• _Data under study_:
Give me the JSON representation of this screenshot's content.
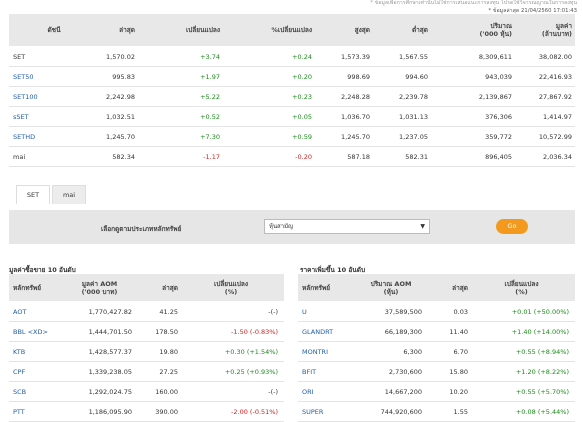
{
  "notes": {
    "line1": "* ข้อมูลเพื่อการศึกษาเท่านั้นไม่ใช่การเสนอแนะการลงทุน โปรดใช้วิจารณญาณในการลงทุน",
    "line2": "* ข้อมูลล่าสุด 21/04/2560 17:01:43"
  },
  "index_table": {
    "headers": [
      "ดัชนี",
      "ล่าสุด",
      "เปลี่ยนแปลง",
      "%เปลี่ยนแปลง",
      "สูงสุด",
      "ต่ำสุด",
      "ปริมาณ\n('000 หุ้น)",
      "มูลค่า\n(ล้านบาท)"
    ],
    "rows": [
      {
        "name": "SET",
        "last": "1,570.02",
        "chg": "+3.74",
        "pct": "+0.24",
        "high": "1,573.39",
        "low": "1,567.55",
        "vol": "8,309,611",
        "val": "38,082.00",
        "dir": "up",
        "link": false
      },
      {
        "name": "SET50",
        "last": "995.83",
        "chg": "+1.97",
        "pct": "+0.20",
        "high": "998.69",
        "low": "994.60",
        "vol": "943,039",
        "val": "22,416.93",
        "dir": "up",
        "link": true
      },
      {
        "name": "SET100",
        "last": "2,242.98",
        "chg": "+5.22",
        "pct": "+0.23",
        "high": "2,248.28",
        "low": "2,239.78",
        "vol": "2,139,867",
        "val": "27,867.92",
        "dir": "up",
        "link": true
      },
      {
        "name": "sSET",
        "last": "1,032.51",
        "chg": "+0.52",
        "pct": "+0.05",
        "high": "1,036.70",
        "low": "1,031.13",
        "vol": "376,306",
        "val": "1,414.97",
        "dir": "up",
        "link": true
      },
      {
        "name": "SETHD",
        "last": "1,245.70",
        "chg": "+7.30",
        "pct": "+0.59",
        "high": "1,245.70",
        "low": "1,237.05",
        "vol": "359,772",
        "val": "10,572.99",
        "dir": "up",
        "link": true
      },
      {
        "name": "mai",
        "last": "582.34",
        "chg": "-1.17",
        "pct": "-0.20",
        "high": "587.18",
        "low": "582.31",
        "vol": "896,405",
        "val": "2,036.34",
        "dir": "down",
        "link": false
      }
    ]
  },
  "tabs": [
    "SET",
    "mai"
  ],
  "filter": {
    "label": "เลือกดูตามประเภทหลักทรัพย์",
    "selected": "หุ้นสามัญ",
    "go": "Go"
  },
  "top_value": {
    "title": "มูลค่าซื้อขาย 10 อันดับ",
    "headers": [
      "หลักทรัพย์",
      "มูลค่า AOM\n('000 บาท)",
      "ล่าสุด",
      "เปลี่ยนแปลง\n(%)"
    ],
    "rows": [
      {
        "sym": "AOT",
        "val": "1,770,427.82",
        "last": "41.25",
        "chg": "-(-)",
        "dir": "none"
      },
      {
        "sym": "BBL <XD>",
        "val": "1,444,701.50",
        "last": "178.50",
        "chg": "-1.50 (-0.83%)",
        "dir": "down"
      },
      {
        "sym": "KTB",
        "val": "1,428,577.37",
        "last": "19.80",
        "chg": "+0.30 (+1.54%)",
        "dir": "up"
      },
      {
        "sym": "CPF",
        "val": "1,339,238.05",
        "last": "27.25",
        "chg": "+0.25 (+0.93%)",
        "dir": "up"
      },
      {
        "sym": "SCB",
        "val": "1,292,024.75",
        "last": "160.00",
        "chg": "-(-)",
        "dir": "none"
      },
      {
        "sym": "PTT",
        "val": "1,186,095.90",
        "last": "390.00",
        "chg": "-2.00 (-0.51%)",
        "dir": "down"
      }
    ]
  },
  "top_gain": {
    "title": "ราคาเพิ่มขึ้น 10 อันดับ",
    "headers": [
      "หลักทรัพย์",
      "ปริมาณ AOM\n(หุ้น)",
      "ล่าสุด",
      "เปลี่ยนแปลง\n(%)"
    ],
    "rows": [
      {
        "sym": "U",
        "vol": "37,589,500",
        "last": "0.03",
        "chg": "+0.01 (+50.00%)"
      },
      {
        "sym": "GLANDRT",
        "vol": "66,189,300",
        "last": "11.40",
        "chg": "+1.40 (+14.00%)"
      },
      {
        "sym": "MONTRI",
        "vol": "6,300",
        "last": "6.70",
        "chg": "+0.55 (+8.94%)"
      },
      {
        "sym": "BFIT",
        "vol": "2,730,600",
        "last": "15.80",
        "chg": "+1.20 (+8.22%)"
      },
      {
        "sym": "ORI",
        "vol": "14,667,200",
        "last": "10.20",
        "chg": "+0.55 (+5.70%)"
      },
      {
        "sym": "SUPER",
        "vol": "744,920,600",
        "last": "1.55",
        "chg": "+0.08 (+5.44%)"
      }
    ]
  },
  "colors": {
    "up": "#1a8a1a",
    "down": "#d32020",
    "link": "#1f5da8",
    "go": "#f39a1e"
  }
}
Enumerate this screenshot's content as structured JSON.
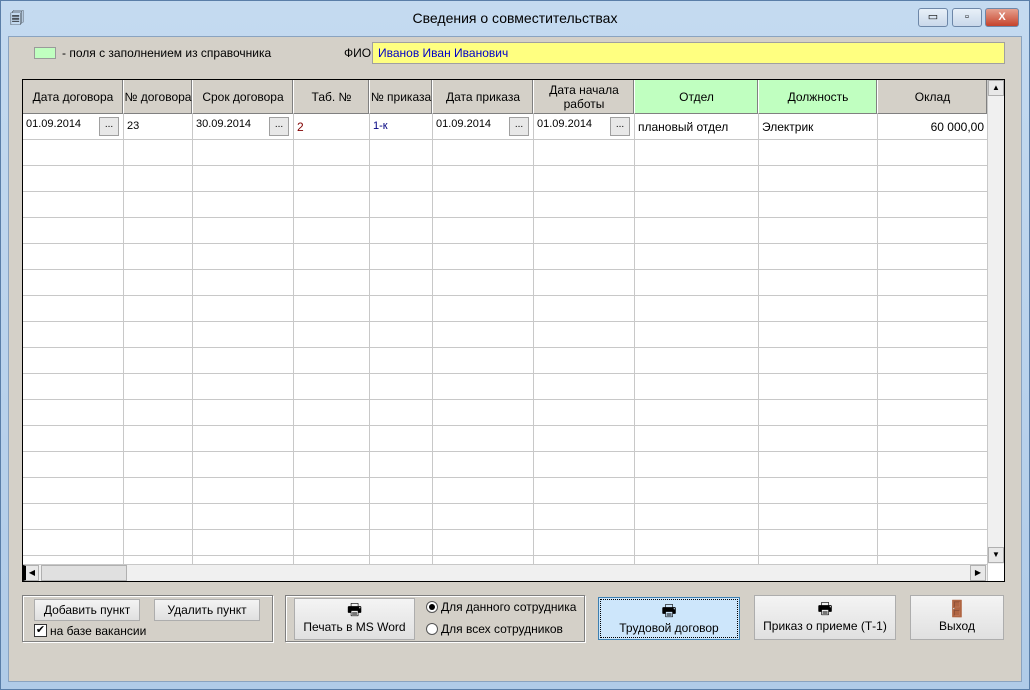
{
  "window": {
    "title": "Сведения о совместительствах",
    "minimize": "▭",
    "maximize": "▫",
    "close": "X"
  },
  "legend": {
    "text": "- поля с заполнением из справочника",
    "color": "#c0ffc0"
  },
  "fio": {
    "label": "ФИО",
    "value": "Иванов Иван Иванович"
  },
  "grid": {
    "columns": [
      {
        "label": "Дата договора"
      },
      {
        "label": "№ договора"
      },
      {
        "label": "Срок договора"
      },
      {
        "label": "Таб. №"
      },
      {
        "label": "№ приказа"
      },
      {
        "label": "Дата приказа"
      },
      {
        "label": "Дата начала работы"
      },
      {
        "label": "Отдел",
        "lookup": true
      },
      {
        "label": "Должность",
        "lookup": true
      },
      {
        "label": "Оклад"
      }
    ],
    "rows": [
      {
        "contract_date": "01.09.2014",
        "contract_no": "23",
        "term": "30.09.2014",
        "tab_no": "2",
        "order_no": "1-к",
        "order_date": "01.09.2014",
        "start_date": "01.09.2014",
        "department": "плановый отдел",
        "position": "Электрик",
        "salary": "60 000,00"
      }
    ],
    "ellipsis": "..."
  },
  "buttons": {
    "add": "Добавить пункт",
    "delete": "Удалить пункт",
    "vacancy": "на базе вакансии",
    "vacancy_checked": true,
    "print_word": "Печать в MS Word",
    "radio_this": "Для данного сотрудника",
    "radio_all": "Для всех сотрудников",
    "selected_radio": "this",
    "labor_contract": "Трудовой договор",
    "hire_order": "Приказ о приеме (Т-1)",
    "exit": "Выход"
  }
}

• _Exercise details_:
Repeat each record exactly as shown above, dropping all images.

• _Answer box_:
Give me the JSON representation of this screenshot's content.
{
  "notes": {
    "line1": "* ข้อมูลเพื่อการศึกษาเท่านั้นไม่ใช่การเสนอแนะการลงทุน โปรดใช้วิจารณญาณในการลงทุน",
    "line2": "* ข้อมูลล่าสุด 21/04/2560 17:01:43"
  },
  "index_table": {
    "headers": [
      "ดัชนี",
      "ล่าสุด",
      "เปลี่ยนแปลง",
      "%เปลี่ยนแปลง",
      "สูงสุด",
      "ต่ำสุด",
      "ปริมาณ\n('000 หุ้น)",
      "มูลค่า\n(ล้านบาท)"
    ],
    "rows": [
      {
        "name": "SET",
        "last": "1,570.02",
        "chg": "+3.74",
        "pct": "+0.24",
        "high": "1,573.39",
        "low": "1,567.55",
        "vol": "8,309,611",
        "val": "38,082.00",
        "dir": "up",
        "link": false
      },
      {
        "name": "SET50",
        "last": "995.83",
        "chg": "+1.97",
        "pct": "+0.20",
        "high": "998.69",
        "low": "994.60",
        "vol": "943,039",
        "val": "22,416.93",
        "dir": "up",
        "link": true
      },
      {
        "name": "SET100",
        "last": "2,242.98",
        "chg": "+5.22",
        "pct": "+0.23",
        "high": "2,248.28",
        "low": "2,239.78",
        "vol": "2,139,867",
        "val": "27,867.92",
        "dir": "up",
        "link": true
      },
      {
        "name": "sSET",
        "last": "1,032.51",
        "chg": "+0.52",
        "pct": "+0.05",
        "high": "1,036.70",
        "low": "1,031.13",
        "vol": "376,306",
        "val": "1,414.97",
        "dir": "up",
        "link": true
      },
      {
        "name": "SETHD",
        "last": "1,245.70",
        "chg": "+7.30",
        "pct": "+0.59",
        "high": "1,245.70",
        "low": "1,237.05",
        "vol": "359,772",
        "val": "10,572.99",
        "dir": "up",
        "link": true
      },
      {
        "name": "mai",
        "last": "582.34",
        "chg": "-1.17",
        "pct": "-0.20",
        "high": "587.18",
        "low": "582.31",
        "vol": "896,405",
        "val": "2,036.34",
        "dir": "down",
        "link": false
      }
    ]
  },
  "tabs": [
    "SET",
    "mai"
  ],
  "filter": {
    "label": "เลือกดูตามประเภทหลักทรัพย์",
    "selected": "หุ้นสามัญ",
    "go": "Go"
  },
  "top_value": {
    "title": "มูลค่าซื้อขาย 10 อันดับ",
    "headers": [
      "หลักทรัพย์",
      "มูลค่า AOM\n('000 บาท)",
      "ล่าสุด",
      "เปลี่ยนแปลง\n(%)"
    ],
    "rows": [
      {
        "sym": "AOT",
        "val": "1,770,427.82",
        "last": "41.25",
        "chg": "-(-)",
        "dir": "none"
      },
      {
        "sym": "BBL <XD>",
        "val": "1,444,701.50",
        "last": "178.50",
        "chg": "-1.50 (-0.83%)",
        "dir": "down"
      },
      {
        "sym": "KTB",
        "val": "1,428,577.37",
        "last": "19.80",
        "chg": "+0.30 (+1.54%)",
        "dir": "up"
      },
      {
        "sym": "CPF",
        "val": "1,339,238.05",
        "last": "27.25",
        "chg": "+0.25 (+0.93%)",
        "dir": "up"
      },
      {
        "sym": "SCB",
        "val": "1,292,024.75",
        "last": "160.00",
        "chg": "-(-)",
        "dir": "none"
      },
      {
        "sym": "PTT",
        "val": "1,186,095.90",
        "last": "390.00",
        "chg": "-2.00 (-0.51%)",
        "dir": "down"
      }
    ]
  },
  "top_gain": {
    "title": "ราคาเพิ่มขึ้น 10 อันดับ",
    "headers": [
      "หลักทรัพย์",
      "ปริมาณ AOM\n(หุ้น)",
      "ล่าสุด",
      "เปลี่ยนแปลง\n(%)"
    ],
    "rows": [
      {
        "sym": "U",
        "vol": "37,589,500",
        "last": "0.03",
        "chg": "+0.01 (+50.00%)"
      },
      {
        "sym": "GLANDRT",
        "vol": "66,189,300",
        "last": "11.40",
        "chg": "+1.40 (+14.00%)"
      },
      {
        "sym": "MONTRI",
        "vol": "6,300",
        "last": "6.70",
        "chg": "+0.55 (+8.94%)"
      },
      {
        "sym": "BFIT",
        "vol": "2,730,600",
        "last": "15.80",
        "chg": "+1.20 (+8.22%)"
      },
      {
        "sym": "ORI",
        "vol": "14,667,200",
        "last": "10.20",
        "chg": "+0.55 (+5.70%)"
      },
      {
        "sym": "SUPER",
        "vol": "744,920,600",
        "last": "1.55",
        "chg": "+0.08 (+5.44%)"
      }
    ]
  },
  "colors": {
    "up": "#1a8a1a",
    "down": "#d32020",
    "link": "#1f5da8",
    "go": "#f39a1e"
  }
}
Enumerate this screenshot's content as structured JSON.
{
  "window": {
    "title": "Сведения о совместительствах",
    "minimize": "▭",
    "maximize": "▫",
    "close": "X"
  },
  "legend": {
    "text": "- поля с заполнением из справочника",
    "color": "#c0ffc0"
  },
  "fio": {
    "label": "ФИО",
    "value": "Иванов Иван Иванович"
  },
  "grid": {
    "columns": [
      {
        "label": "Дата договора"
      },
      {
        "label": "№ договора"
      },
      {
        "label": "Срок договора"
      },
      {
        "label": "Таб. №"
      },
      {
        "label": "№ приказа"
      },
      {
        "label": "Дата приказа"
      },
      {
        "label": "Дата начала работы"
      },
      {
        "label": "Отдел",
        "lookup": true
      },
      {
        "label": "Должность",
        "lookup": true
      },
      {
        "label": "Оклад"
      }
    ],
    "rows": [
      {
        "contract_date": "01.09.2014",
        "contract_no": "23",
        "term": "30.09.2014",
        "tab_no": "2",
        "order_no": "1-к",
        "order_date": "01.09.2014",
        "start_date": "01.09.2014",
        "department": "плановый отдел",
        "position": "Электрик",
        "salary": "60 000,00"
      }
    ],
    "ellipsis": "..."
  },
  "buttons": {
    "add": "Добавить пункт",
    "delete": "Удалить пункт",
    "vacancy": "на базе вакансии",
    "vacancy_checked": true,
    "print_word": "Печать в MS Word",
    "radio_this": "Для данного сотрудника",
    "radio_all": "Для всех сотрудников",
    "selected_radio": "this",
    "labor_contract": "Трудовой договор",
    "hire_order": "Приказ о приеме (Т-1)",
    "exit": "Выход"
  }
}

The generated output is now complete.